> [Exercise directions] Restate the listing below line for line and word for word, without the pictures.

> [Data extract]
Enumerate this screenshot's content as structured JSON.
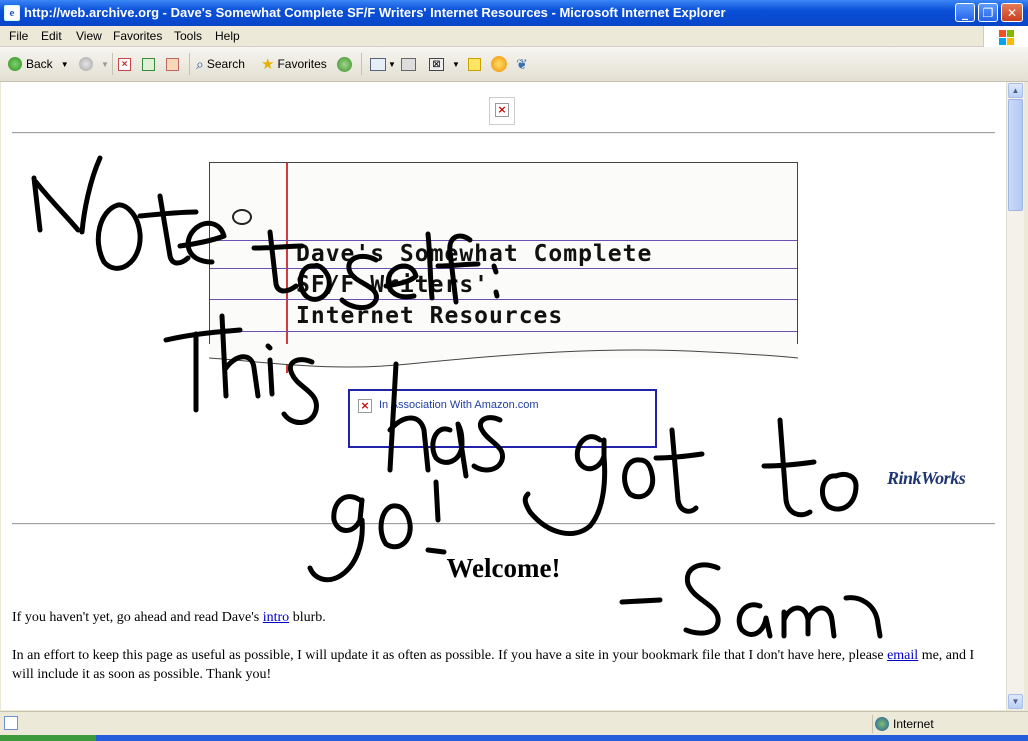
{
  "window": {
    "title": "http://web.archive.org - Dave's Somewhat Complete SF/F Writers' Internet Resources - Microsoft Internet Explorer",
    "minimize": "_",
    "maximize": "❐",
    "close": "✕"
  },
  "menu": [
    "File",
    "Edit",
    "View",
    "Favorites",
    "Tools",
    "Help"
  ],
  "toolbar": {
    "back": "Back",
    "search": "Search",
    "favorites": "Favorites"
  },
  "page": {
    "notebook_title": [
      "Dave's Somewhat Complete",
      "SF/F Writers'",
      "Internet Resources"
    ],
    "ad_label": "In Association With Amazon.com",
    "rinkworks": "RinkWorks",
    "welcome": "Welcome!",
    "p1": {
      "before": "If you haven't yet, go ahead and read Dave's ",
      "link": "intro",
      "after": " blurb."
    },
    "p2": {
      "before": "In an effort to keep this page as useful as possible, I will update it as often as possible. If you have a site in your bookmark file that I don't have here, please ",
      "link": "email",
      "after": " me, and I will include it as soon as possible. Thank you!"
    }
  },
  "handwritten_note": "Note to self: This has got to go! -Sam",
  "status": {
    "zone": "Internet"
  },
  "colors": {
    "titlebar": "#0a50d8",
    "link": "#0000cc",
    "margin_line": "#d23b3b",
    "ruled_line": "#6b4fb1",
    "ad_border": "#2222aa"
  }
}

> [Result for this exercise]
Enumerate this screenshot's content as structured JSON.
{
  "window": {
    "title": "http://web.archive.org - Dave's Somewhat Complete SF/F Writers' Internet Resources - Microsoft Internet Explorer",
    "minimize": "_",
    "maximize": "❐",
    "close": "✕"
  },
  "menu": [
    "File",
    "Edit",
    "View",
    "Favorites",
    "Tools",
    "Help"
  ],
  "toolbar": {
    "back": "Back",
    "search": "Search",
    "favorites": "Favorites"
  },
  "page": {
    "notebook_title": [
      "Dave's Somewhat Complete",
      "SF/F Writers'",
      "Internet Resources"
    ],
    "ad_label": "In Association With Amazon.com",
    "rinkworks": "RinkWorks",
    "welcome": "Welcome!",
    "p1": {
      "before": "If you haven't yet, go ahead and read Dave's ",
      "link": "intro",
      "after": " blurb."
    },
    "p2": {
      "before": "In an effort to keep this page as useful as possible, I will update it as often as possible. If you have a site in your bookmark file that I don't have here, please ",
      "link": "email",
      "after": " me, and I will include it as soon as possible. Thank you!"
    }
  },
  "handwritten_note": "Note to self: This has got to go! -Sam",
  "status": {
    "zone": "Internet"
  },
  "colors": {
    "titlebar": "#0a50d8",
    "link": "#0000cc",
    "margin_line": "#d23b3b",
    "ruled_line": "#6b4fb1",
    "ad_border": "#2222aa"
  }
}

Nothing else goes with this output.